Milbrand said the report was “static in nature,” meaning “we had all this great data that was not visible to folks. It didn’t show all this great wealth of knowledge.” So NREL approached the Department of Energy with the idea of the atlas.

She said feedback from tribes has been very positive so far, and that people have been “very excited” by it. “Tribes can use it for decision making,” she said.

A lot of the data in the atlas comes from the tribes themselves. Milbrand estimated that 70 percent of them supplied information on current capacity. Tribes also gave valuable feedback during the development process, including “a laundry list of things they have asked us to add,” she said.

Explore the Tribal Energy Atlas at

The projections of potential generation are “very tech-specific” and are “derived from many years in the field,” Milbrand said. Many considerations such as land use and terrain were added in, with conversion factors applied to come up with the estimates.

At a webinar and feedback sessions with tribes, Milbrand said “People played with the tool itself and gave feedback on functionality.”

They were especially excited about the Tribal land query functionality.

“You go to a list of Tribal lands and click on one of them. The tool summarizes everything and creates a map. It’s a very clean way to summarize the data.”

The tool is easy to use. If you are interested in particular reservations, there’s a button called “Tribal land query” that lists them all. Using the Atlas for a look at the Santa Clara Pueblo in New Mexico, for instance, shows the largest potential energy source there is solar photovoltaic, at 1,043 megawatts and 2,087,312 megawatt hours. That is followed by concentrating sun power, at 333 MW and 1,331,552 MWh.

Other functionalities of the atlas include “select and query data” where data queries are available for a single point on the map, a specific region, a custom-shaped area you can draw on the map, and an advanced tool that can filter your query based on specific attributes.

“Data layers” drill down to specific types of energy like wind, solar, geothermal and also divide land by administration: state, federal, county or Tribal. The Atlas also has a tutorials button and even a print wizard.

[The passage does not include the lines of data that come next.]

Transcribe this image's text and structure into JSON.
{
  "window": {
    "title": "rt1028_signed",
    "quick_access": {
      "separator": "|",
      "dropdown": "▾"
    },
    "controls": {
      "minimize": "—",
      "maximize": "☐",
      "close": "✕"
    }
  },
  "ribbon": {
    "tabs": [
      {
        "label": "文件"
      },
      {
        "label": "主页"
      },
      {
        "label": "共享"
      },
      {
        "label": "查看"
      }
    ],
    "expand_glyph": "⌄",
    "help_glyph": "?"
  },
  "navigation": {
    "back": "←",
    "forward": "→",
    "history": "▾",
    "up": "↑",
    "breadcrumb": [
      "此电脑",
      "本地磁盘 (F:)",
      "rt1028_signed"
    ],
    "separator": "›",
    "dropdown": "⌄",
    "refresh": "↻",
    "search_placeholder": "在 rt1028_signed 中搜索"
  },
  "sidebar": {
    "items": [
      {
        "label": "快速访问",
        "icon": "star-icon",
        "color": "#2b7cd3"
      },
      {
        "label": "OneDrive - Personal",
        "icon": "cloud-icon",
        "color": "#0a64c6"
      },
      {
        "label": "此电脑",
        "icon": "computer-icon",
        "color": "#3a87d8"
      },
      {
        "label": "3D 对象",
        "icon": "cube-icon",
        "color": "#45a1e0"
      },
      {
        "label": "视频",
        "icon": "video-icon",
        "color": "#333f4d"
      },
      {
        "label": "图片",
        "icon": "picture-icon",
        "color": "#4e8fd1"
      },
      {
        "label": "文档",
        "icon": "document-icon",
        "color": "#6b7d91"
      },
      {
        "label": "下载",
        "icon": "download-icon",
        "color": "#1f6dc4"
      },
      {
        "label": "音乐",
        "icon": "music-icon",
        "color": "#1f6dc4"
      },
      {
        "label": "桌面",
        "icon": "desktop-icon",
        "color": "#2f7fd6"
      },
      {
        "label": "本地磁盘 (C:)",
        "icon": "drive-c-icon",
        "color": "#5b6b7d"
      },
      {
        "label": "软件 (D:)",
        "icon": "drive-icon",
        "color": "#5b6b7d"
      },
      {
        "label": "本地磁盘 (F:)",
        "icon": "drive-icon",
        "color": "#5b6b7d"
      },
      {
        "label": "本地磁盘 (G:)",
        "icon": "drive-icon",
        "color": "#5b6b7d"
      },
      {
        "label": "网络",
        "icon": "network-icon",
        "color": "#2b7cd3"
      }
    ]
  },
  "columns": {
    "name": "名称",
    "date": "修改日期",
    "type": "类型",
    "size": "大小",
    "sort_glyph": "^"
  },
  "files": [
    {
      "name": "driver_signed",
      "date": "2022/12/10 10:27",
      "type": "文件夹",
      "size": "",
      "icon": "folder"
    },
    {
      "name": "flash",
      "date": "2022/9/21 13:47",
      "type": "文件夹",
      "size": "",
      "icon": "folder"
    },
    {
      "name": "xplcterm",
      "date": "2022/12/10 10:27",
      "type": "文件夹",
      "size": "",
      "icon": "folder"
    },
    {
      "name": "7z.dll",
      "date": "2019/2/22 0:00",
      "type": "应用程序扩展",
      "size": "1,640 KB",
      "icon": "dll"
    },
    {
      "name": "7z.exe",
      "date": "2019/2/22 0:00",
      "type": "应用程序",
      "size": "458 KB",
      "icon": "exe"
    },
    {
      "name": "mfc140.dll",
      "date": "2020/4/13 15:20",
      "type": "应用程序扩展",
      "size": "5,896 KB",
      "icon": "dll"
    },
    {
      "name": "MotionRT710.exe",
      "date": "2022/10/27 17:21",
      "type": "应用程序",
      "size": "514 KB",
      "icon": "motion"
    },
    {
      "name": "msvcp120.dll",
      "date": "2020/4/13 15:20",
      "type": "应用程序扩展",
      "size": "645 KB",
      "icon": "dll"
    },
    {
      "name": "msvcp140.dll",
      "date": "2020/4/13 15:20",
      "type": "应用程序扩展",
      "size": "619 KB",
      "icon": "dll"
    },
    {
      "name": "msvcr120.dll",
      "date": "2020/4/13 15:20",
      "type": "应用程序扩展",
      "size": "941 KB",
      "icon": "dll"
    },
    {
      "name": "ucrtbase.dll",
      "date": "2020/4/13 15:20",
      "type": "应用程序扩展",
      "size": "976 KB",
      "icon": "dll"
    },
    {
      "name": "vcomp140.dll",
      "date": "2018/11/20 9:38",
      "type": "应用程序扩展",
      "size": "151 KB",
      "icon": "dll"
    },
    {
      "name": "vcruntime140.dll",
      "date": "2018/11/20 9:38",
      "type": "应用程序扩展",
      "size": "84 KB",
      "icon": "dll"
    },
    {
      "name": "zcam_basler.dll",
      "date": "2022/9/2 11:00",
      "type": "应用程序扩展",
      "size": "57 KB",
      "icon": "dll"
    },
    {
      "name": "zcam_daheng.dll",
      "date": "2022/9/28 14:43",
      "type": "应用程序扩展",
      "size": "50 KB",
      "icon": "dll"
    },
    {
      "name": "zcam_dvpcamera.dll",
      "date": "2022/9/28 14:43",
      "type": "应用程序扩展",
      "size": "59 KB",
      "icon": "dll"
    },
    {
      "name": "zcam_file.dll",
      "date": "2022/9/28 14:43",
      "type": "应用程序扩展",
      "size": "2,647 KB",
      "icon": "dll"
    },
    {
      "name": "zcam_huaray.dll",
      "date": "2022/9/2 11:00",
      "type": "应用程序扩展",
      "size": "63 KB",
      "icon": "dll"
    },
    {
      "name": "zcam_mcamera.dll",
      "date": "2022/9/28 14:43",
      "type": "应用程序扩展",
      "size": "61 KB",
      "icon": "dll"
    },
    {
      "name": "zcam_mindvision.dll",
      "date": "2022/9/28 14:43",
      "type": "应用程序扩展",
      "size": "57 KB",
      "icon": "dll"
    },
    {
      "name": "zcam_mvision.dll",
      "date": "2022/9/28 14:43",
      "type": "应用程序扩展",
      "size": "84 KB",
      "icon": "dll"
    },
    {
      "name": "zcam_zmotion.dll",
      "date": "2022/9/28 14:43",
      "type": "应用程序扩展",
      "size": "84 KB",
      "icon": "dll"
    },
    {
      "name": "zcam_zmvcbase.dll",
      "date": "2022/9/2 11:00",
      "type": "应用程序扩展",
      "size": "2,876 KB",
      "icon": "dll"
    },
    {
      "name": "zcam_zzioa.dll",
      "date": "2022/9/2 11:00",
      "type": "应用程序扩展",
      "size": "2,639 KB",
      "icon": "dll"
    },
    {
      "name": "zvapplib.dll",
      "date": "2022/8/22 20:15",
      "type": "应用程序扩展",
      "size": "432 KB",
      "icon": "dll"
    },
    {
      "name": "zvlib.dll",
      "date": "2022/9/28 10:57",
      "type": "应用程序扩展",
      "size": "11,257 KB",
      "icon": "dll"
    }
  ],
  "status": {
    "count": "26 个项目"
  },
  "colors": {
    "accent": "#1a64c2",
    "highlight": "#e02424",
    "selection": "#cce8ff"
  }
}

Milbrand said work on the paper took a year, with another five months or so for the development of the tool. And it remains a work in progress. She would like to see tribes continue to supply data for updates, and has included an e-mail where they can send that information.

Data used for the Atlas come from the Office of Indian Energy-funded report generated by NREL and authored by Milbrand, Donna Heimiller and Paul Schwabe.

The report contains some rankings of Tribes by potential renewable energy sources.

For instance, the Navajo Nation has the highest technology potential for wind electricity generation, with a net generation of 329 million MWh. The Navajo has a wide lead over the Cheyenne-Arapaho Oklahoma Tribal Statistical Area, at 192 million MWh, and the Kiowa-Comanche-Apache-Fort Sill Apache OTSA, at 141 million MWh.

In all, Tribal wind generation potential is nearly four billion MWh, according to the study.

Potential Tribal Solar PV generation capacity is 24.5 billion MWh. Top Tribal capacity again goes to the Navajo, at 1.8 billion MWh, with second place claimed by Cheyenne-Arapaho with 900 million MWh, followed by Kiowa-Comanche-Apache-Fort Sill Apache at 769 million MWh.

CSP (concentrating solar power) potential for all tribes is 7.7 billion MWh. Navajo leads again in this category, at nearly 2 billion MWh, followed by Kiowa-Comanche-Apache-Fort Sill Apache at 830 million MWh and Cheyenne-Arapaho at 807 million MWh.

Woody biomass power generation potential at tribes is 2.5 million MWh, with the Choctaw tribe of Oklahoma coming in first at 446,000 MWh, followed by the Couer d’Alene reservation in Idaho, at 140,000 MWh, and the Lumbee Tribe of North Carolina at 121,000 MWh.

Interestingly, many Tribes have efficient methods of producing biogas: their casinos (when they’re open and operating). “The main food waste generation sources on Tribal lands are casinos. There are approximately 486 Indian gaming operations in the United States; however, not all have restaurants on-site—our research indicates that approximately 394 locations have at least one restaurant on-site,” according to last year’s report.